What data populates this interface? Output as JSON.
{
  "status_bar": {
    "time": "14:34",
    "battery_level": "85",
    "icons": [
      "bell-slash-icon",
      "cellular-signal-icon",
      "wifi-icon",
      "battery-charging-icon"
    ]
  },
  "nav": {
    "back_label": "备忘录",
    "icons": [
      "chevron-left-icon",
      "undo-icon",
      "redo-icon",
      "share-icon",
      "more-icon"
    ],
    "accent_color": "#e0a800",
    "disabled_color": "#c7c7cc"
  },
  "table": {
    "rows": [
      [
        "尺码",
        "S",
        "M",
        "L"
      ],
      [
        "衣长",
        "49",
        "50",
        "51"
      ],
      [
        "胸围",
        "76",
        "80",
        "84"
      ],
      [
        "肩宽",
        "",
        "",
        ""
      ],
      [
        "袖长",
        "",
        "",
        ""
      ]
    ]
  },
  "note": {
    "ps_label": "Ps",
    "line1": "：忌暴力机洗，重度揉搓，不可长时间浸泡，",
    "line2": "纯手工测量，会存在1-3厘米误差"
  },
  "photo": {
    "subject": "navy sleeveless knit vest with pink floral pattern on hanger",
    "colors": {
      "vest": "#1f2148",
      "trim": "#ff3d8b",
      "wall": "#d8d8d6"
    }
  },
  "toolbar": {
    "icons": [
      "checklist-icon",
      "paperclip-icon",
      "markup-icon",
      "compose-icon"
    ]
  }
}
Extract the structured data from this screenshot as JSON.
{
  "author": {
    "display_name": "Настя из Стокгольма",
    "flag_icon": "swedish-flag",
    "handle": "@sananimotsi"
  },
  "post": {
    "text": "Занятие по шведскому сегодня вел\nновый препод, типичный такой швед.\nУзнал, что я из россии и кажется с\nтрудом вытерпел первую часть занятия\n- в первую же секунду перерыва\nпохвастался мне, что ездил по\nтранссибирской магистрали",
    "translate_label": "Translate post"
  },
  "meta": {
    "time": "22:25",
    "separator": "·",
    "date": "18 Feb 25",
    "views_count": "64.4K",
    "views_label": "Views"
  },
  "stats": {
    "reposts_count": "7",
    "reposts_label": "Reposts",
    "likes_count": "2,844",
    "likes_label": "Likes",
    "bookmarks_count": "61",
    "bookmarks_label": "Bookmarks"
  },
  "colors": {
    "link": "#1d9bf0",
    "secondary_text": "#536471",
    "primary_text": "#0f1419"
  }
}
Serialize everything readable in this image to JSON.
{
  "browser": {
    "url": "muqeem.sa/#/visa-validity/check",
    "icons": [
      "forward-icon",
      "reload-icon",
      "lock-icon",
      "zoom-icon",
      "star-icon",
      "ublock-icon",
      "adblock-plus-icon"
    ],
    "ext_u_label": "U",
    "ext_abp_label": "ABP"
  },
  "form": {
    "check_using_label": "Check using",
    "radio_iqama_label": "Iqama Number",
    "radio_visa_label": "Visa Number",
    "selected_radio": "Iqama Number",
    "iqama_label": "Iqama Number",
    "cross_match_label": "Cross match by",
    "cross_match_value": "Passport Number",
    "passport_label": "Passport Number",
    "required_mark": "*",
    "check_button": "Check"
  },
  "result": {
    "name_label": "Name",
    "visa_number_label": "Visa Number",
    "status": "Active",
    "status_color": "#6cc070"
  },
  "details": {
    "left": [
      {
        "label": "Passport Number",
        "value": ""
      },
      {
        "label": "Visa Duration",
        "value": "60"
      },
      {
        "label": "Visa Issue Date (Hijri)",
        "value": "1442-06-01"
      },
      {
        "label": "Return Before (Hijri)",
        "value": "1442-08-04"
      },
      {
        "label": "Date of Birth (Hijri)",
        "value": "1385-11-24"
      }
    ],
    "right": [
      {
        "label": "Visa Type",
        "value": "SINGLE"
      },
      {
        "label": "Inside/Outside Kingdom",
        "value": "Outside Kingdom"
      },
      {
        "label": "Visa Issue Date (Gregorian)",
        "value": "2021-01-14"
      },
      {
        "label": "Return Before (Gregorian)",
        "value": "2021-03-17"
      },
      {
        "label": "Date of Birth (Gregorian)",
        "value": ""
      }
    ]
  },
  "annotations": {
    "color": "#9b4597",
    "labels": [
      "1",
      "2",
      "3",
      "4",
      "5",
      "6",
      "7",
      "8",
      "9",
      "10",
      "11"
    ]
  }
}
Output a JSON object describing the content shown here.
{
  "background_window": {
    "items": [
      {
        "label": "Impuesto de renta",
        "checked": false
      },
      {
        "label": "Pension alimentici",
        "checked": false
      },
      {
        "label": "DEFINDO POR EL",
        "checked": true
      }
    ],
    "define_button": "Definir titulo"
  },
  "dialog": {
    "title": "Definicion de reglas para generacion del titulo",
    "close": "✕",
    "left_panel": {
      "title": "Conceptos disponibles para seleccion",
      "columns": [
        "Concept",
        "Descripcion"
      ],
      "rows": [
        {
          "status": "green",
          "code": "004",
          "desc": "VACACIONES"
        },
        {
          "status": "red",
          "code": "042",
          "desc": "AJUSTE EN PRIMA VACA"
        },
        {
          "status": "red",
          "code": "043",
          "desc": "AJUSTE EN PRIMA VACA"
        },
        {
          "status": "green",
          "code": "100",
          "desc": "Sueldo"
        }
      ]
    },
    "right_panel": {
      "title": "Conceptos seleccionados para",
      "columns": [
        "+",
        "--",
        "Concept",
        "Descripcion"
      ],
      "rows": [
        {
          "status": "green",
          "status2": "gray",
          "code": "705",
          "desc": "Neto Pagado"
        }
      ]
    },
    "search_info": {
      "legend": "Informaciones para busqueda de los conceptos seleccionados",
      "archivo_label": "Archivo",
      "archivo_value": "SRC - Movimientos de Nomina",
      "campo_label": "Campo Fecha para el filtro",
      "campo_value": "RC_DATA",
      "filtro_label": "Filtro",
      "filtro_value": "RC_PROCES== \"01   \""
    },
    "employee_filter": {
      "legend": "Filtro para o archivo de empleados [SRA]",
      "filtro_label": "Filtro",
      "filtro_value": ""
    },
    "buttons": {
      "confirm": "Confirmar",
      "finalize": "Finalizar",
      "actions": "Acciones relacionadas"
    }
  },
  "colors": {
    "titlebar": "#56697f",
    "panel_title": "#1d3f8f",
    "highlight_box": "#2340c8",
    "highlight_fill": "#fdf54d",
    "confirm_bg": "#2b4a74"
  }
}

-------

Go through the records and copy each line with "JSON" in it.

### Exercise output
What data populates this interface? Output as JSON.
Extract the structured data from this screenshot as JSON.
Serialize everything readable in this image to JSON.
Output a JSON object describing the content shown here.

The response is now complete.